EXERCISE DETAILS: Copy out all lines in the data below containing the string "true".

DATA FOR THIS TASK:
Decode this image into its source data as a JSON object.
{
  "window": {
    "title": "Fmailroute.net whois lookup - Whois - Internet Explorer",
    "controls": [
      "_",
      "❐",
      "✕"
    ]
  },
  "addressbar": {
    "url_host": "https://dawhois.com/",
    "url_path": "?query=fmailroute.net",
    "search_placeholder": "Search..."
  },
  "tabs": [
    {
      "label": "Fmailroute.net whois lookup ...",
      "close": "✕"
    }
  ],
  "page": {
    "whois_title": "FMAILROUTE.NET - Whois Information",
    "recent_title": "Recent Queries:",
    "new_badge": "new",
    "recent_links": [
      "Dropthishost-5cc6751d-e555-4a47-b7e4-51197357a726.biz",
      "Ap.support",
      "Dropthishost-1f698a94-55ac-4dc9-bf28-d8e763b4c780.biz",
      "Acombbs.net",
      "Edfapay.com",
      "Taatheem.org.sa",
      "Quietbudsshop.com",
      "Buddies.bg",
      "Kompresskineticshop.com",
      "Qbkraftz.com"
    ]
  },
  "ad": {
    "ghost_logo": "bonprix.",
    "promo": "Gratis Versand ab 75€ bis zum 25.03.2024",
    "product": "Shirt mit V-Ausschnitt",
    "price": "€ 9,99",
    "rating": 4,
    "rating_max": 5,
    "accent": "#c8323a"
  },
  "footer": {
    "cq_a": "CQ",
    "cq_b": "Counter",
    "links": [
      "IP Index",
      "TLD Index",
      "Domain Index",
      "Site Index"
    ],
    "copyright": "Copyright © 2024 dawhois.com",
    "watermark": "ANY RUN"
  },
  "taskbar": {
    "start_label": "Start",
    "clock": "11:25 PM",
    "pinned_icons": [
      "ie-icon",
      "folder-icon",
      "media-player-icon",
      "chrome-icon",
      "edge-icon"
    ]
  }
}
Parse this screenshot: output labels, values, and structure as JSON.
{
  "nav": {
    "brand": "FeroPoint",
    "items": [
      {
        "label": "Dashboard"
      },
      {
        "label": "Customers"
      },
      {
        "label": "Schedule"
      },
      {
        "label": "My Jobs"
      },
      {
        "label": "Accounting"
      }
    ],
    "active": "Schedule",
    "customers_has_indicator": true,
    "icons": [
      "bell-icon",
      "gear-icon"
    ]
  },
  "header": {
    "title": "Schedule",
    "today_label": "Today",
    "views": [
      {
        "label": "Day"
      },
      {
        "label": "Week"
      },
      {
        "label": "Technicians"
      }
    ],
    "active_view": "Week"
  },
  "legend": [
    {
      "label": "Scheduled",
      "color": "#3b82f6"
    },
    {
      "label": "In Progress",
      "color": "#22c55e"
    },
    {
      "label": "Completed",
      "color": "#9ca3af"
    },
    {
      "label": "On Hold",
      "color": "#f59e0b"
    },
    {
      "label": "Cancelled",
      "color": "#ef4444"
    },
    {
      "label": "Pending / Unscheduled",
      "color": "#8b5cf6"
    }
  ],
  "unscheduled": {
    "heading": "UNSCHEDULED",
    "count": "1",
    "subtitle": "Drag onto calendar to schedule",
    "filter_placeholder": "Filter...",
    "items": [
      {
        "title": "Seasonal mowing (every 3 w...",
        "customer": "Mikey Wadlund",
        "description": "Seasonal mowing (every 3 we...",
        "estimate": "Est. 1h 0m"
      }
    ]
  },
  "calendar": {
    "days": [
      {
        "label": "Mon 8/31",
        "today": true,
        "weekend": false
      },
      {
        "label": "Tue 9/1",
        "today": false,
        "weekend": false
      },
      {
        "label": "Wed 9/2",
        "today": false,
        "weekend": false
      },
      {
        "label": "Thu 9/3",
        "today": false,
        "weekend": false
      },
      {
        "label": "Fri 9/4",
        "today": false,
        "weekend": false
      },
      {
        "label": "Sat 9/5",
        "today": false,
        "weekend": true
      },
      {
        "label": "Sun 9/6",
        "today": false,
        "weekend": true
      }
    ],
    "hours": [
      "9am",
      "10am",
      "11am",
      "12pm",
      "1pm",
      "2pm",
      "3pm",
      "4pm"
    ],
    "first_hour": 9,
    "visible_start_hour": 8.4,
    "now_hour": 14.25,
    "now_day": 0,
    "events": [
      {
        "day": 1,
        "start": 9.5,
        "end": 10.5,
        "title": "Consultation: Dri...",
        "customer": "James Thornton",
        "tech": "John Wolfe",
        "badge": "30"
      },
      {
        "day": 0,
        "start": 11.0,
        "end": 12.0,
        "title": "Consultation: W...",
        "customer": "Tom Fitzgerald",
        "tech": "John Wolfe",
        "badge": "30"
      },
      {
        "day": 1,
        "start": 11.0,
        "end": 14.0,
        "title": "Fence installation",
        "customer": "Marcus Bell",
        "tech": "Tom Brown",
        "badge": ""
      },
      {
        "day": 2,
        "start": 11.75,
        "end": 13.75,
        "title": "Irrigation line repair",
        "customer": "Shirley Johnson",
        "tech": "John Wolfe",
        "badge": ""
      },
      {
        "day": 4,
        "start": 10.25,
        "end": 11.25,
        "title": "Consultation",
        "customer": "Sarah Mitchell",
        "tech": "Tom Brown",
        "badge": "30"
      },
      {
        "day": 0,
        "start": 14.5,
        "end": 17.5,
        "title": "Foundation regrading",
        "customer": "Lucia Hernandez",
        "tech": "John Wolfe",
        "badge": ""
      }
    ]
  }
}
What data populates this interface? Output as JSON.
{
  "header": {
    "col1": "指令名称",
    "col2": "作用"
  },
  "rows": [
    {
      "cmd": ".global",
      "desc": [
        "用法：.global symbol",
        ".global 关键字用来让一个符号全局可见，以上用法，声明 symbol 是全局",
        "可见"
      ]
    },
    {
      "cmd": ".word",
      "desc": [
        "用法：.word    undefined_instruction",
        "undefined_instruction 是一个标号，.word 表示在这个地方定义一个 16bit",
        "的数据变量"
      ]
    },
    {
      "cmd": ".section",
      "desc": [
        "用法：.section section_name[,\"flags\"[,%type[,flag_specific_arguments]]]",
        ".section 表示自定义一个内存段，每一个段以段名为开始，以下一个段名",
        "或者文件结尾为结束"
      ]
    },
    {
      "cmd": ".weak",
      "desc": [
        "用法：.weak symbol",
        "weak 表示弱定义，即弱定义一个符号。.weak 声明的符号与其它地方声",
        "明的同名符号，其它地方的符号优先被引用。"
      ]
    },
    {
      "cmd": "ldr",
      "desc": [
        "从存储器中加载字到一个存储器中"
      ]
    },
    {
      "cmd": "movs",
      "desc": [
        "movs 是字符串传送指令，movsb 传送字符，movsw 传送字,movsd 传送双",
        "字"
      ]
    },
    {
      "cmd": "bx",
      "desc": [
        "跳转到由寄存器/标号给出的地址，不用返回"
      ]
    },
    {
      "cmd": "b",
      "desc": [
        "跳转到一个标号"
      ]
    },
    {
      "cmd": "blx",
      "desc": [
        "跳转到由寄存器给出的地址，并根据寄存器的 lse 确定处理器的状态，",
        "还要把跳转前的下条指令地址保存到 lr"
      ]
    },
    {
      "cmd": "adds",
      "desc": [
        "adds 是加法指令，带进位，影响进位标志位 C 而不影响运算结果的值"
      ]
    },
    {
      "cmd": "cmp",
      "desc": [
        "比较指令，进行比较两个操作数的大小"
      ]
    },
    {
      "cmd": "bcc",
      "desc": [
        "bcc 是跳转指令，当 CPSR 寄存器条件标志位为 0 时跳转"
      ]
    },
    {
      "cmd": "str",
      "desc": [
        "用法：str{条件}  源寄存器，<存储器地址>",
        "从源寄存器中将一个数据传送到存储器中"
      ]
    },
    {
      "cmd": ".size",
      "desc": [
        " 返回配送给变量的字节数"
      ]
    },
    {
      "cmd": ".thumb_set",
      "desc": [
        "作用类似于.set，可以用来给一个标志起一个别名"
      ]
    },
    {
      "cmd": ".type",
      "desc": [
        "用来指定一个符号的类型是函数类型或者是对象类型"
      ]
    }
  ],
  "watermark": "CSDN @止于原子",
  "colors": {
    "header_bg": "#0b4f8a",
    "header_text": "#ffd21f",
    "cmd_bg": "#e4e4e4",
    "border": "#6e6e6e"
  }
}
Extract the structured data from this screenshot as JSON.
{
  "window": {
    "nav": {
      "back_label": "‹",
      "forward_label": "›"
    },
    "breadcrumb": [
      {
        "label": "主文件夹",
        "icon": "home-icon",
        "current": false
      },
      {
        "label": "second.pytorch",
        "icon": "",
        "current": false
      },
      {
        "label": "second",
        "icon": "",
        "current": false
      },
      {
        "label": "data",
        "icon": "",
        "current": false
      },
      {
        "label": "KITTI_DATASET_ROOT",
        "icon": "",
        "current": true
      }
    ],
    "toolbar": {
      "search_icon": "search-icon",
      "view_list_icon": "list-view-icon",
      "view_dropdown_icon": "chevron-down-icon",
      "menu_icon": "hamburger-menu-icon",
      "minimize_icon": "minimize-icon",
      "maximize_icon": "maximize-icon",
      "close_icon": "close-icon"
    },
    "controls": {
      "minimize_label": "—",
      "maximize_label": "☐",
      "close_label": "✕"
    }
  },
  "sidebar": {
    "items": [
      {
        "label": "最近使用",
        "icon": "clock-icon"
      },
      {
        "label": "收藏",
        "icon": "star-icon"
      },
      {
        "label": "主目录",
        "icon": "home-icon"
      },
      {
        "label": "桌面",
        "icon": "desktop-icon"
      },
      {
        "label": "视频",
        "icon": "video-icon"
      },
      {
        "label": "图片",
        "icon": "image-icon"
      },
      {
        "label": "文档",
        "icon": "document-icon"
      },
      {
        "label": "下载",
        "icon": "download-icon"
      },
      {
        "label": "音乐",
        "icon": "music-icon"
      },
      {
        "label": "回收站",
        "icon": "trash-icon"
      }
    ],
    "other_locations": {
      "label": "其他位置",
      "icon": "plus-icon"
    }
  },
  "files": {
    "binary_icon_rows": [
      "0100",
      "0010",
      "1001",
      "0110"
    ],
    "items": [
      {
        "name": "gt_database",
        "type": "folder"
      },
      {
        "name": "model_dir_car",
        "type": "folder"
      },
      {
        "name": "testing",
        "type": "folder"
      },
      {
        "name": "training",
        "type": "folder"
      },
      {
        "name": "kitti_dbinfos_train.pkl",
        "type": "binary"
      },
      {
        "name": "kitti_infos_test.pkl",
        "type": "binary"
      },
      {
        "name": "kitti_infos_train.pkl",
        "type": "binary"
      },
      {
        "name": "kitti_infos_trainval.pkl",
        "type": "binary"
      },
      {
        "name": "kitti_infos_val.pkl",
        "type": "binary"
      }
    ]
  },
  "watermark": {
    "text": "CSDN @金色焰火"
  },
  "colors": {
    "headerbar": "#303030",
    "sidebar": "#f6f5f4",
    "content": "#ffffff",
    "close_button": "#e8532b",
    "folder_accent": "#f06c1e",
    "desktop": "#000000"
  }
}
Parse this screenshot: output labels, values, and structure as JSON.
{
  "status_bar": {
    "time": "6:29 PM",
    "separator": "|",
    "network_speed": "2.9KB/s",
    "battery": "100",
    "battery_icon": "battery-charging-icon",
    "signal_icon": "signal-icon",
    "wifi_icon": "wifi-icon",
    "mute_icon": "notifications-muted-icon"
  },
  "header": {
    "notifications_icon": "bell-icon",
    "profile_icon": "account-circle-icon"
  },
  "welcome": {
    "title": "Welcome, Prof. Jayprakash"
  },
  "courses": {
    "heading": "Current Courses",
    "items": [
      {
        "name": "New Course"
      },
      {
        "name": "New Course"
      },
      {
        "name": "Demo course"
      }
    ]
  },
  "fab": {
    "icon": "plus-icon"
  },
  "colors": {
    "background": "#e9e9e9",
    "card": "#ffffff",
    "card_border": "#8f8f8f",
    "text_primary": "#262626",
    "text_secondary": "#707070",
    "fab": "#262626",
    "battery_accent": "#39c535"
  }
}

RESULT:
    "customers_has_indicator": true,
        "today": true,
        "weekend": true
        "weekend": true
        "current": true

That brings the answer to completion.